▸ **Your assignment**: Only lines with the string "list" should be returned from the data below.

***** Provided material *****

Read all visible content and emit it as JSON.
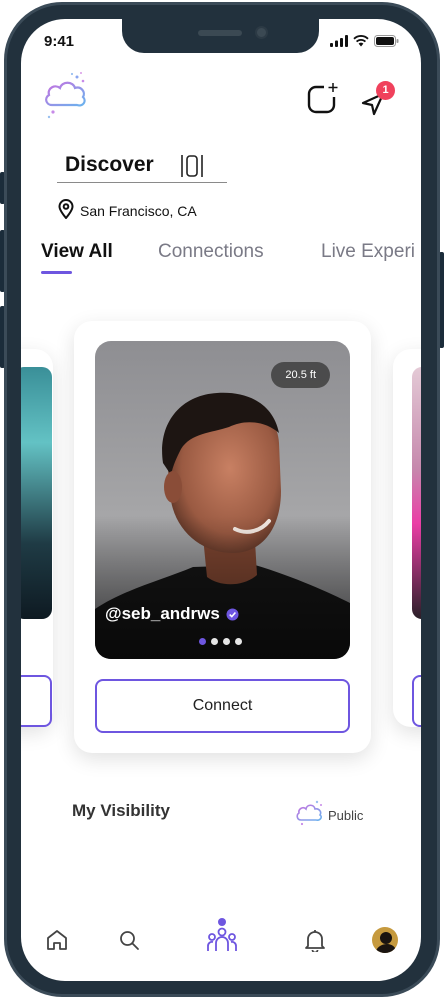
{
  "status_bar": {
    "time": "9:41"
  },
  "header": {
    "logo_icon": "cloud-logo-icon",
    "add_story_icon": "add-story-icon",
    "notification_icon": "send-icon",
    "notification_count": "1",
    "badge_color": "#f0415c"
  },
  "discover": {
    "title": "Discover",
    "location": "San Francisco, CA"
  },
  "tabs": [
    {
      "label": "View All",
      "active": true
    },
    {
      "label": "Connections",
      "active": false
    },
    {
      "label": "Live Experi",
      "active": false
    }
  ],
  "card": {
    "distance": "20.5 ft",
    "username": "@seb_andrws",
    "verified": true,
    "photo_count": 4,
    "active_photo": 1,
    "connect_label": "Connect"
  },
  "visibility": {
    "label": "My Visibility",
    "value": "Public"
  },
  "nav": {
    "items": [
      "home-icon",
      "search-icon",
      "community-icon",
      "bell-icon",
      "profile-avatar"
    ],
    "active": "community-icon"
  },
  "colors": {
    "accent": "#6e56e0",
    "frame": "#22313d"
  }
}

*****
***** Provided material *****

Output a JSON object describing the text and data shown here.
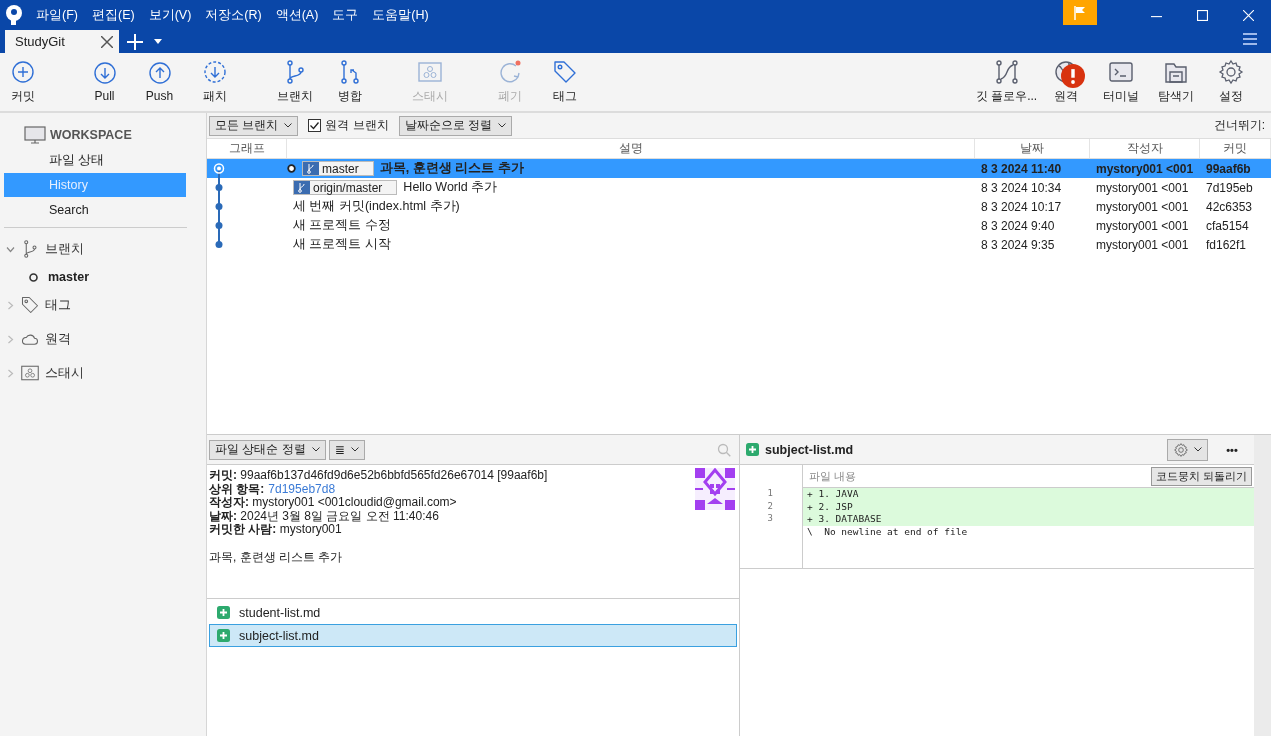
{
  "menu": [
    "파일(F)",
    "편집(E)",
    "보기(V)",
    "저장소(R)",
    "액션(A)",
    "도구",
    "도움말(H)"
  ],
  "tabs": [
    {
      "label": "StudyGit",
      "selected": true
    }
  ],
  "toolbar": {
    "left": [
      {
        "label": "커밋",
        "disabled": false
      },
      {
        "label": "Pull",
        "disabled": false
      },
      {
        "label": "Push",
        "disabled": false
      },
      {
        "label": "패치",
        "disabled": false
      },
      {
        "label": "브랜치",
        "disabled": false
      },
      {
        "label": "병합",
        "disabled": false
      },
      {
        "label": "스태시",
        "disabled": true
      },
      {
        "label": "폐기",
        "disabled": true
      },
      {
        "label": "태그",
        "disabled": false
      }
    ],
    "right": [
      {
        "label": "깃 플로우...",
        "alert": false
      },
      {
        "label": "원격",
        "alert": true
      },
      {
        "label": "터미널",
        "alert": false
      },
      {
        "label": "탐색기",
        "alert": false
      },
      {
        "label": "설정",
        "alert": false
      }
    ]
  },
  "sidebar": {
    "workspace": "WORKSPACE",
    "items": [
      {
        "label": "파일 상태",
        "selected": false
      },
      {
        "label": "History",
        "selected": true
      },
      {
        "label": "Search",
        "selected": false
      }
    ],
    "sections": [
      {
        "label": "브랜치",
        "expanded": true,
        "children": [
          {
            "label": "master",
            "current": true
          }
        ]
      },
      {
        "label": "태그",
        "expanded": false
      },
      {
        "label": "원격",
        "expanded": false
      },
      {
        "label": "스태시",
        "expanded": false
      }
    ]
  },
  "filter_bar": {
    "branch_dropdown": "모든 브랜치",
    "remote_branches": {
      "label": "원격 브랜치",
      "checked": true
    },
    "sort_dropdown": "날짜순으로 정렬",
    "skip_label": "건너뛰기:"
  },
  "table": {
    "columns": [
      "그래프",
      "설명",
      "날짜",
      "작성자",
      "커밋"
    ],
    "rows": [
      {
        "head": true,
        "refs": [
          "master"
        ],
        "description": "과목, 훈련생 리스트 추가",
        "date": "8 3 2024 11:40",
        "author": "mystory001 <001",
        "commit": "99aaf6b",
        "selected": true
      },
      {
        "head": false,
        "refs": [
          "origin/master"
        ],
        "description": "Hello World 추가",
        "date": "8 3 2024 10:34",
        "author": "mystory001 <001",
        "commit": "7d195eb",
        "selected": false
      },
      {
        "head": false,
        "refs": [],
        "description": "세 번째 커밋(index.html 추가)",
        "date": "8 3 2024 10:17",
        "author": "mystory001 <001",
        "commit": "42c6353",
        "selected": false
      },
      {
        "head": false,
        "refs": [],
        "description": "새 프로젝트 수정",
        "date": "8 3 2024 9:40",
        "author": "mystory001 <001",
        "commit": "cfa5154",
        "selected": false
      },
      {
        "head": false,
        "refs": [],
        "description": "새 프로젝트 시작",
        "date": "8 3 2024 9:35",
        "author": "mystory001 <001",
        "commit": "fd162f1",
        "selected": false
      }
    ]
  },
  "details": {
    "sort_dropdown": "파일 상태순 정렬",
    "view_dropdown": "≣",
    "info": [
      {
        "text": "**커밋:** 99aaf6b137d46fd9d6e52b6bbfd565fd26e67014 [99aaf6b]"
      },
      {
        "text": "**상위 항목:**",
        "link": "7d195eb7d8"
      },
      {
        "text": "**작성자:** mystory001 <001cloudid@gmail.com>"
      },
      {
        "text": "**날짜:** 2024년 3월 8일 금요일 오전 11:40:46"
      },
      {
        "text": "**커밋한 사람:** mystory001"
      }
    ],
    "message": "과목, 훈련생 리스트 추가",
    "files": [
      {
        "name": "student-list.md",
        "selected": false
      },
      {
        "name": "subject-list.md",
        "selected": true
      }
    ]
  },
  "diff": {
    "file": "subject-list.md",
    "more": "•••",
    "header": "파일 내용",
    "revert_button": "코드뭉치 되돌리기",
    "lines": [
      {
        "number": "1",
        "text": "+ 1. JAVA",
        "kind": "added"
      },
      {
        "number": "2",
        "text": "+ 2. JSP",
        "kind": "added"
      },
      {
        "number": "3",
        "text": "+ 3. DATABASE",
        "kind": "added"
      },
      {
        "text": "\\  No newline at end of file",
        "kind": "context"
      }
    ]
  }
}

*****
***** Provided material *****

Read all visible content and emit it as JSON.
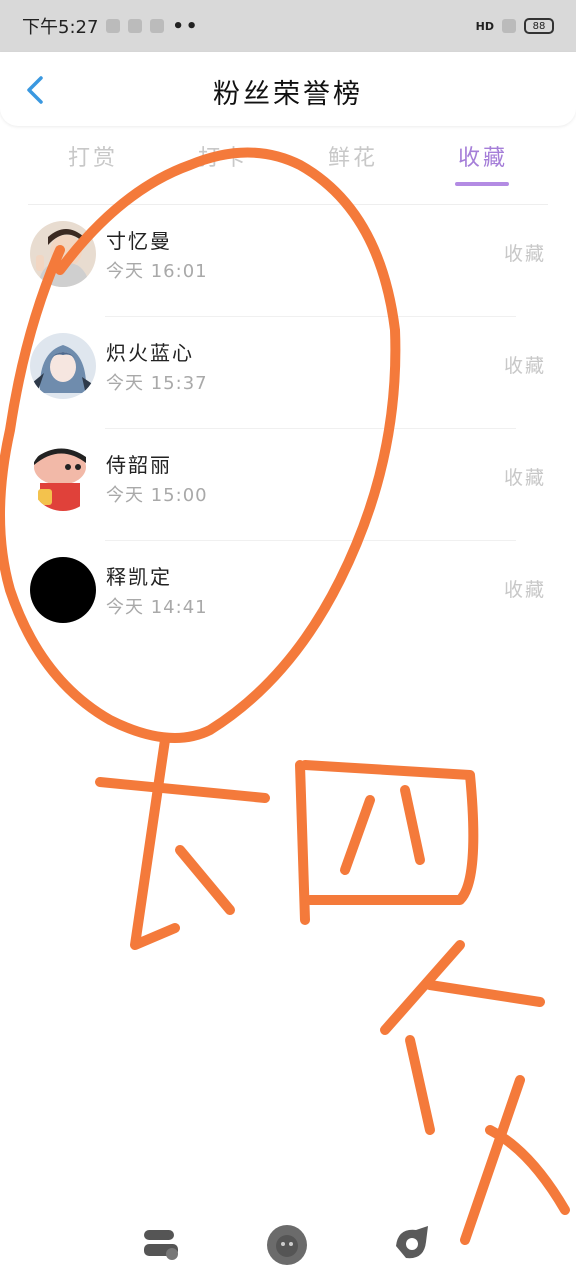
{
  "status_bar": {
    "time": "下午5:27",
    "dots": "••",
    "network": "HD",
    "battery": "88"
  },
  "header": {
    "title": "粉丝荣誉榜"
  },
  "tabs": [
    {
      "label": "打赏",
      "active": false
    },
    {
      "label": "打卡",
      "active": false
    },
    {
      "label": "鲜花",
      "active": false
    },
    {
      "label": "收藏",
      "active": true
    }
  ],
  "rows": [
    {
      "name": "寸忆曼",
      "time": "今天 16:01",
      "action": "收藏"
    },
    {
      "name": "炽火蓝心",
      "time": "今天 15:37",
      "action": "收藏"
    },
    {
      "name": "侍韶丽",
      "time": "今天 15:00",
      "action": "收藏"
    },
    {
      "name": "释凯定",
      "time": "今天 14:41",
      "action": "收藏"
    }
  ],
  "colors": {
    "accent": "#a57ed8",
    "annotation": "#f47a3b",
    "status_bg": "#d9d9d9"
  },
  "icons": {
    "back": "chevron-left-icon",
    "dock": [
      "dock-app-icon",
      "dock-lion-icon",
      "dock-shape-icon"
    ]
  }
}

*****

▸ **Solution to the exercise**:
        "name": "student-list.md",
        "name": "subject-list.md",
    "file": "subject-list.md",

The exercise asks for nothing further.